I had chemo every two weeks for six months, then six months later was diagnosed with a recurrence of the disease. I had two more months of harder chemo, a stem cell collection, a week of high dose chemo, and finally a stem cell transplant. I managed pretty well.
One of the hardest parts for me was my bad reaction to the huge dose of steroids including dexamethasone. I wasn’t myself for a while, and it really scared me. I was told to stay out of the ocean, which was also really hard on me, until one day I got back in the water. Everything started looking up from then on.
What is your current medical status? Remission!
How is life different for you now?
I could easily write a book in response to this question. The short answer is that I’m doing what I love everyday, and loving my friends and family more than ever.
What was the toughest part of your challenge?
Being in the hospital for a month without leaving the floor I was on was very challenging. I was so sick, and there was nothing anyone could do for me. I was a mess!
What was the best lesson you took away from your challenge?

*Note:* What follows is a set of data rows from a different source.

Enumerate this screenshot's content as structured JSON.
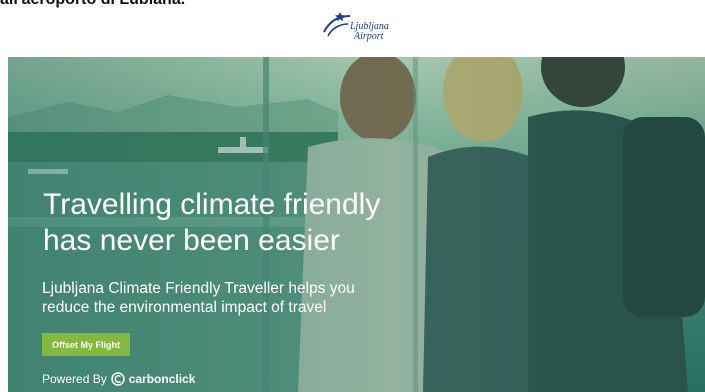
{
  "page": {
    "top_caption": "all'aeroporto di Lubiana.",
    "logo": {
      "line1": "Ljubljana",
      "line2": "Airport",
      "color": "#1f3f8f"
    }
  },
  "hero": {
    "headline_line1": "Travelling climate friendly",
    "headline_line2": "has never been easier",
    "subtext_line1": "Ljubljana Climate Friendly Traveller helps you",
    "subtext_line2": "reduce the environmental impact of travel",
    "cta_label": "Offset My Flight",
    "cta_color": "#83b93e",
    "powered_by": "Powered By",
    "brand": "carbonclick",
    "brand_icon": "carbonclick-logo-icon"
  }
}
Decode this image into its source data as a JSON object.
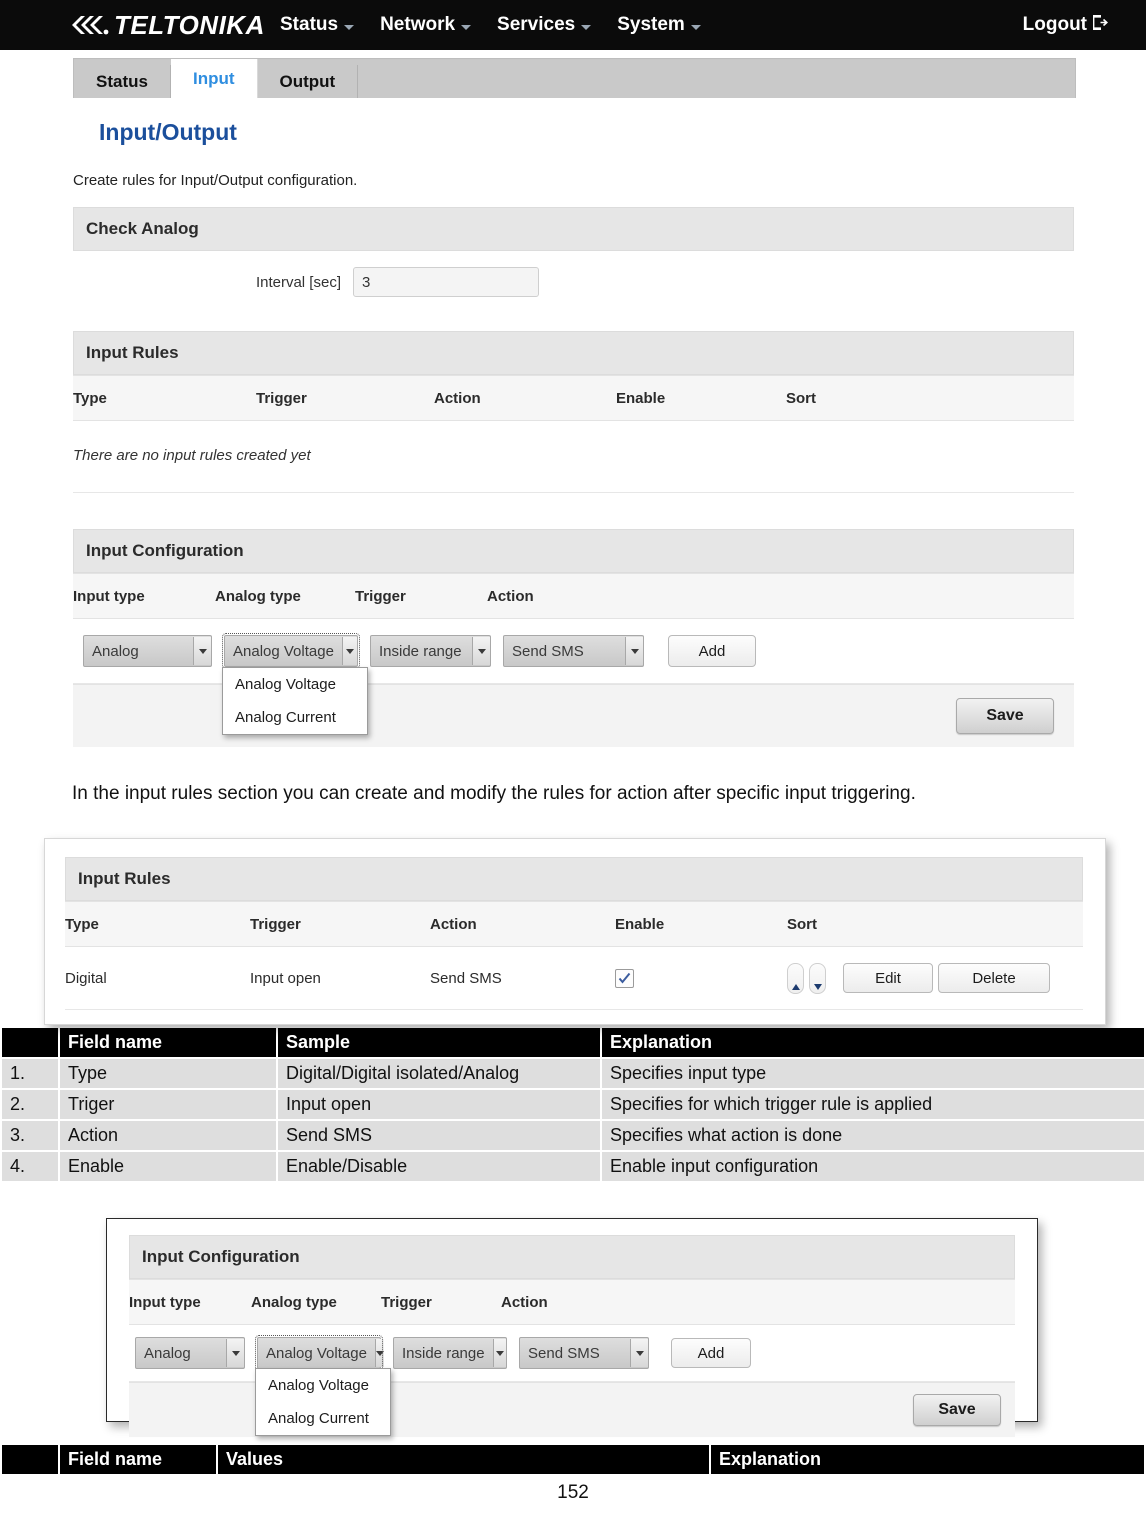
{
  "navbar": {
    "brand": "TELTONIKA",
    "menu": [
      {
        "label": "Status"
      },
      {
        "label": "Network"
      },
      {
        "label": "Services"
      },
      {
        "label": "System"
      }
    ],
    "logout": "Logout"
  },
  "tabs": [
    {
      "label": "Status",
      "active": false
    },
    {
      "label": "Input",
      "active": true
    },
    {
      "label": "Output",
      "active": false
    }
  ],
  "page": {
    "title": "Input/Output",
    "description": "Create rules for Input/Output configuration."
  },
  "check_analog": {
    "section_title": "Check Analog",
    "interval_label": "Interval [sec]",
    "interval_value": "3"
  },
  "input_rules_empty": {
    "section_title": "Input Rules",
    "columns": [
      "Type",
      "Trigger",
      "Action",
      "Enable",
      "Sort"
    ],
    "empty_message": "There are no input rules created yet"
  },
  "input_configuration": {
    "section_title": "Input Configuration",
    "columns": [
      "Input type",
      "Analog type",
      "Trigger",
      "Action"
    ],
    "input_type_value": "Analog",
    "analog_type_value": "Analog Voltage",
    "analog_type_options": [
      "Analog Voltage",
      "Analog Current"
    ],
    "trigger_value": "Inside range",
    "action_value": "Send SMS",
    "add_label": "Add",
    "save_label": "Save"
  },
  "body_text": {
    "paragraph": "In the input rules section you can create and modify the rules for action after specific input triggering."
  },
  "input_rules_filled": {
    "section_title": "Input Rules",
    "columns": [
      "Type",
      "Trigger",
      "Action",
      "Enable",
      "Sort"
    ],
    "row": {
      "type": "Digital",
      "trigger": "Input open",
      "action": "Send SMS",
      "enabled": true,
      "edit_label": "Edit",
      "delete_label": "Delete"
    }
  },
  "table_fields": {
    "headers": [
      "",
      "Field name",
      "Sample",
      "Explanation"
    ],
    "rows": [
      {
        "num": "1.",
        "field": "Type",
        "sample": "Digital/Digital isolated/Analog",
        "explanation": "Specifies input type"
      },
      {
        "num": "2.",
        "field": "Triger",
        "sample": "Input open",
        "explanation": "Specifies for which trigger rule is applied"
      },
      {
        "num": "3.",
        "field": "Action",
        "sample": "Send SMS",
        "explanation": "Specifies what action is done"
      },
      {
        "num": "4.",
        "field": "Enable",
        "sample": "Enable/Disable",
        "explanation": "Enable input configuration"
      }
    ]
  },
  "table_values_header": {
    "headers": [
      "",
      "Field name",
      "Values",
      "Explanation"
    ]
  },
  "footer": {
    "page_number": "152"
  },
  "colors": {
    "navbar_bg": "#0b0b0b",
    "accent_blue": "#2f8ee0",
    "title_blue": "#1b4f9c",
    "section_bg": "#e6e6e6",
    "table_cell_bg": "#dedede"
  }
}
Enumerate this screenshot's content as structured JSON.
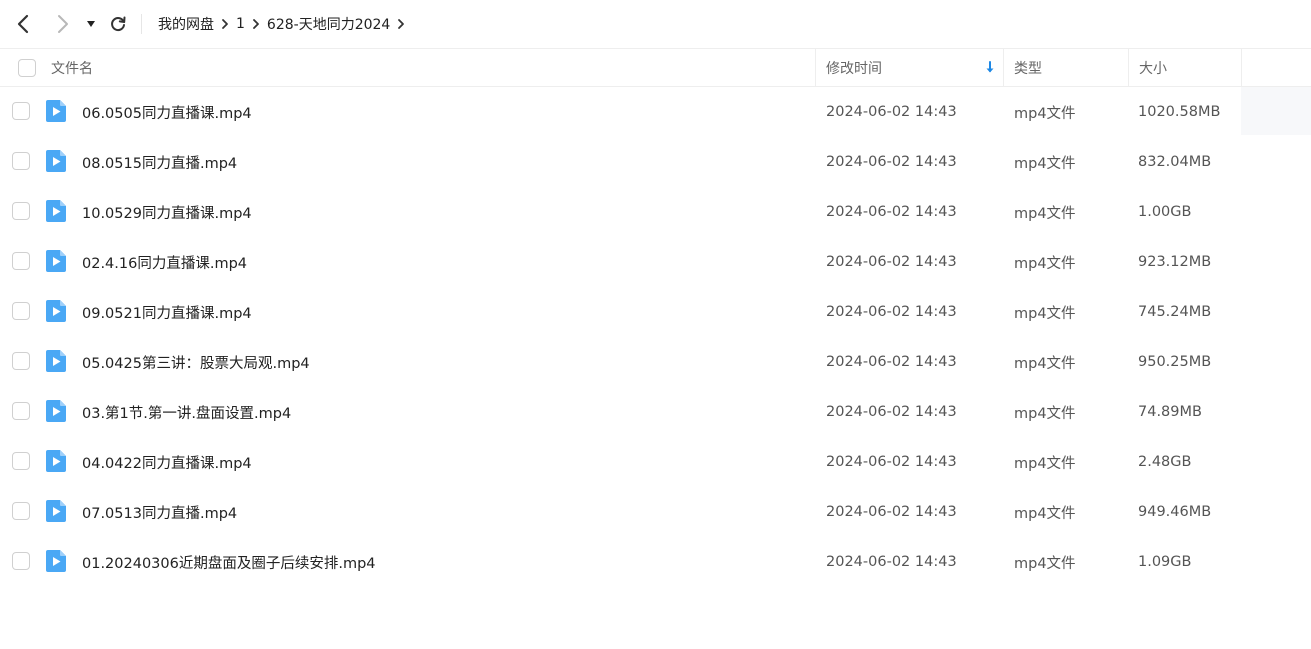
{
  "toolbar": {
    "back_icon": "chevron-left-icon",
    "forward_icon": "chevron-right-icon",
    "dropdown_icon": "caret-down-icon",
    "refresh_icon": "refresh-icon"
  },
  "breadcrumb": {
    "items": [
      "我的网盘",
      "1",
      "628-天地同力2024"
    ]
  },
  "table": {
    "columns": {
      "name": "文件名",
      "modified": "修改时间",
      "type": "类型",
      "size": "大小"
    },
    "sort_icon": "sort-down-arrow-icon",
    "accent_color": "#1e88e5",
    "icon_color": "#4aa8f5",
    "rows": [
      {
        "name": "06.0505同力直播课.mp4",
        "modified": "2024-06-02 14:43",
        "type": "mp4文件",
        "size": "1020.58MB"
      },
      {
        "name": "08.0515同力直播.mp4",
        "modified": "2024-06-02 14:43",
        "type": "mp4文件",
        "size": "832.04MB"
      },
      {
        "name": "10.0529同力直播课.mp4",
        "modified": "2024-06-02 14:43",
        "type": "mp4文件",
        "size": "1.00GB"
      },
      {
        "name": "02.4.16同力直播课.mp4",
        "modified": "2024-06-02 14:43",
        "type": "mp4文件",
        "size": "923.12MB"
      },
      {
        "name": "09.0521同力直播课.mp4",
        "modified": "2024-06-02 14:43",
        "type": "mp4文件",
        "size": "745.24MB"
      },
      {
        "name": "05.0425第三讲：股票大局观.mp4",
        "modified": "2024-06-02 14:43",
        "type": "mp4文件",
        "size": "950.25MB"
      },
      {
        "name": "03.第1节.第一讲.盘面设置.mp4",
        "modified": "2024-06-02 14:43",
        "type": "mp4文件",
        "size": "74.89MB"
      },
      {
        "name": "04.0422同力直播课.mp4",
        "modified": "2024-06-02 14:43",
        "type": "mp4文件",
        "size": "2.48GB"
      },
      {
        "name": "07.0513同力直播.mp4",
        "modified": "2024-06-02 14:43",
        "type": "mp4文件",
        "size": "949.46MB"
      },
      {
        "name": "01.20240306近期盘面及圈子后续安排.mp4",
        "modified": "2024-06-02 14:43",
        "type": "mp4文件",
        "size": "1.09GB"
      }
    ]
  }
}
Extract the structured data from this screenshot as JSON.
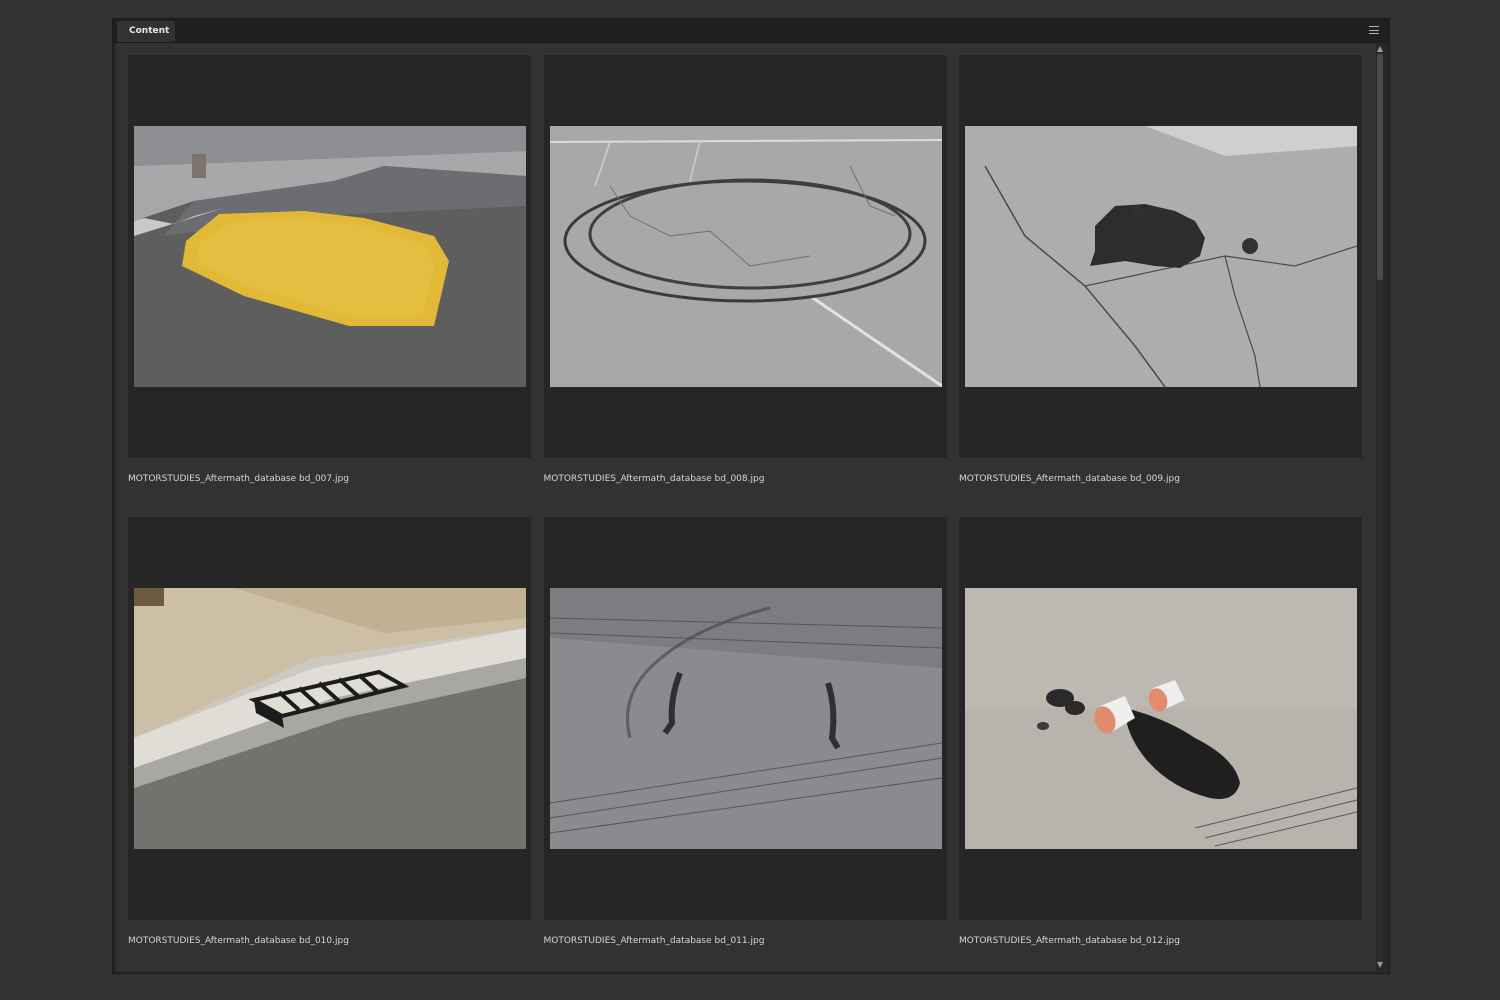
{
  "panel": {
    "tab_label": "Content",
    "menu_icon": "panel-menu-icon"
  },
  "items": [
    {
      "filename": "MOTORSTUDIES_Aftermath_database bd_007.jpg",
      "subject": "yellow paint patch on asphalt near curb"
    },
    {
      "filename": "MOTORSTUDIES_Aftermath_database bd_008.jpg",
      "subject": "circular tire marks on parking lot"
    },
    {
      "filename": "MOTORSTUDIES_Aftermath_database bd_009.jpg",
      "subject": "dark oil stain on cracked asphalt"
    },
    {
      "filename": "MOTORSTUDIES_Aftermath_database bd_010.jpg",
      "subject": "storm drain grate at curb"
    },
    {
      "filename": "MOTORSTUDIES_Aftermath_database bd_011.jpg",
      "subject": "skid marks on gray road"
    },
    {
      "filename": "MOTORSTUDIES_Aftermath_database bd_012.jpg",
      "subject": "two spilled cups on pavement"
    }
  ],
  "scrollbar": {
    "position": 0.0,
    "visible_fraction": 0.25
  }
}
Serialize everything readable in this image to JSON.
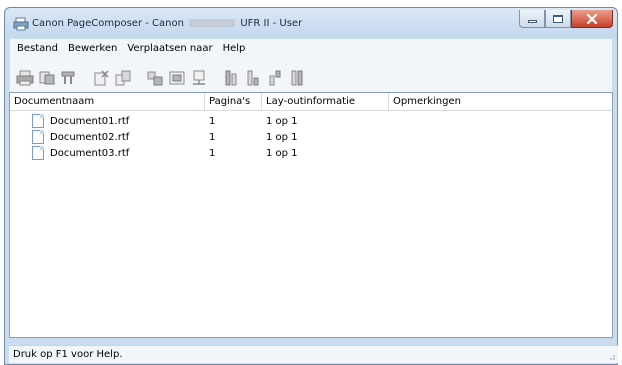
{
  "window": {
    "title_prefix": "Canon PageComposer - Canon",
    "title_suffix": "UFR II - User",
    "icons": {
      "app": "printer-app-icon",
      "minimize": "minimize-icon",
      "maximize": "maximize-icon",
      "close": "close-icon"
    },
    "colors": {
      "titlebar": "#c9dcf0",
      "close": "#c7402a"
    }
  },
  "menubar": {
    "items": [
      {
        "label": "Bestand"
      },
      {
        "label": "Bewerken"
      },
      {
        "label": "Verplaatsen naar"
      },
      {
        "label": "Help"
      }
    ]
  },
  "toolbar": {
    "buttons": [
      {
        "icon": "print-icon"
      },
      {
        "icon": "print-preview-icon"
      },
      {
        "icon": "properties-icon"
      },
      {
        "icon": "delete-icon"
      },
      {
        "icon": "duplicate-icon"
      },
      {
        "icon": "combine-icon"
      },
      {
        "icon": "split-icon"
      },
      {
        "icon": "page-setup-icon"
      },
      {
        "icon": "move-to-top-icon"
      },
      {
        "icon": "move-down-icon"
      },
      {
        "icon": "move-up-icon"
      },
      {
        "icon": "move-to-bottom-icon"
      }
    ]
  },
  "list": {
    "columns": [
      "Documentnaam",
      "Pagina's",
      "Lay-outinformatie",
      "Opmerkingen"
    ],
    "rows": [
      {
        "name": "Document01.rtf",
        "pages": "1",
        "layout": "1 op 1",
        "notes": ""
      },
      {
        "name": "Document02.rtf",
        "pages": "1",
        "layout": "1 op 1",
        "notes": ""
      },
      {
        "name": "Document03.rtf",
        "pages": "1",
        "layout": "1 op 1",
        "notes": ""
      }
    ]
  },
  "statusbar": {
    "text": "Druk op F1 voor Help."
  }
}
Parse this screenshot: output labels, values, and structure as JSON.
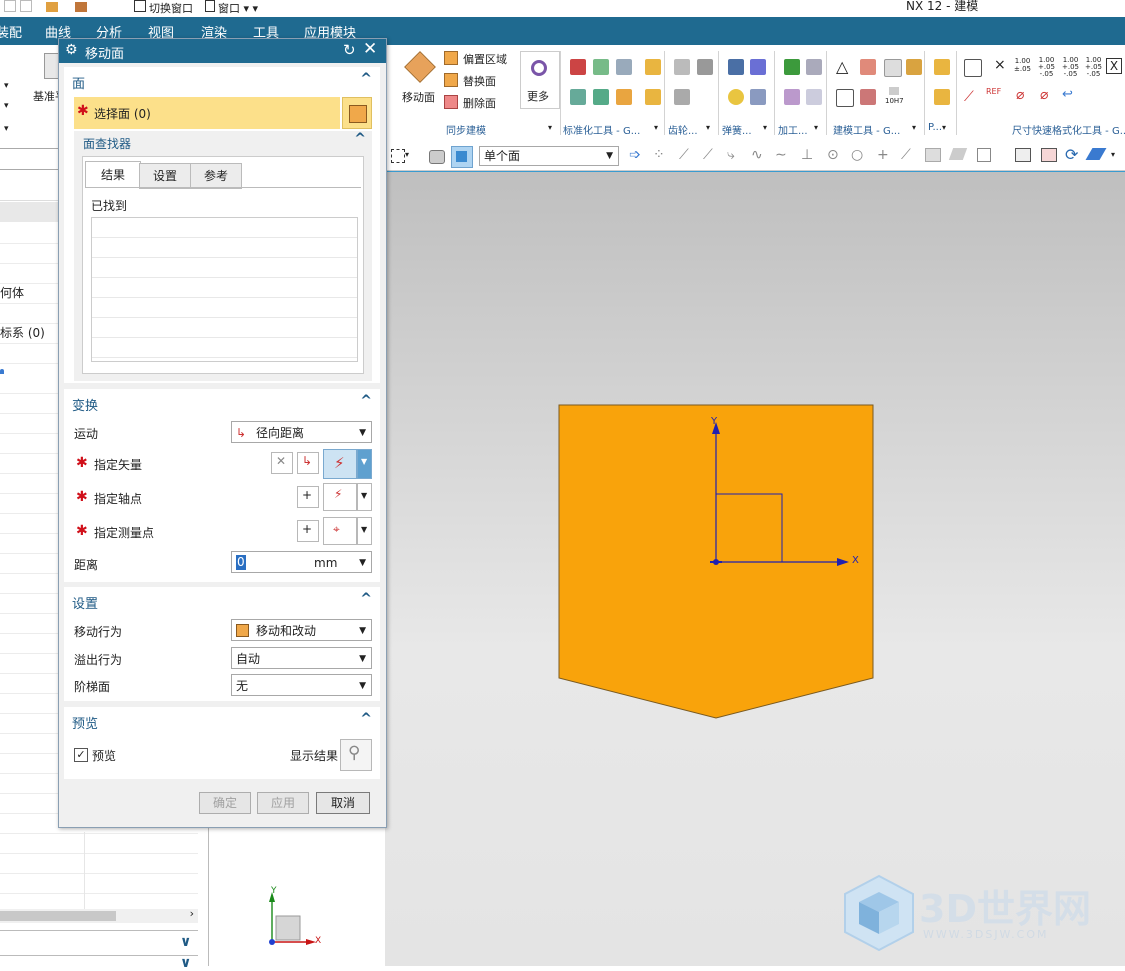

Don’t sacrifice any time on things you don’t want to be doing. Find what you love, and do it everyday!
What really motivated you to keep going while you were sick?
For me it was the freedom from suffering and being nervous while I was kitesurfing. It’s like a reprieve from the day-to-day stress of being ill.
What are your thoughts and feelings about your illness now? Have they changed since before your diagnosis?
I am praying every day to be one of the long-term success stories, but I’ve also learned a lot about managing my expectations, and being happy with whatever happens next.
What are some preventative measures that people can take to lower their risk of having an experience like yours?
Manage your expectations. My struggle with “why me?” ended when I figured out the real question: “Why not me?” Do what you love without sacrifice! You won’t be able to do it forever, so enjoy it today.
Did you attend any support groups during your challenge?
InspireHealth is an amazing organization; I attended acupuncture to combat the effects of chemo weekly. They also offer lots of other great support groups and classes. But for me, the best healing was in the water and on the beach with my friends.
How are you connected with Young Adult Cancer Canada?
A friend of mine told me about her sister’s experience with Leukemia, and how much she loved YACC.
Click here to read more about Steve!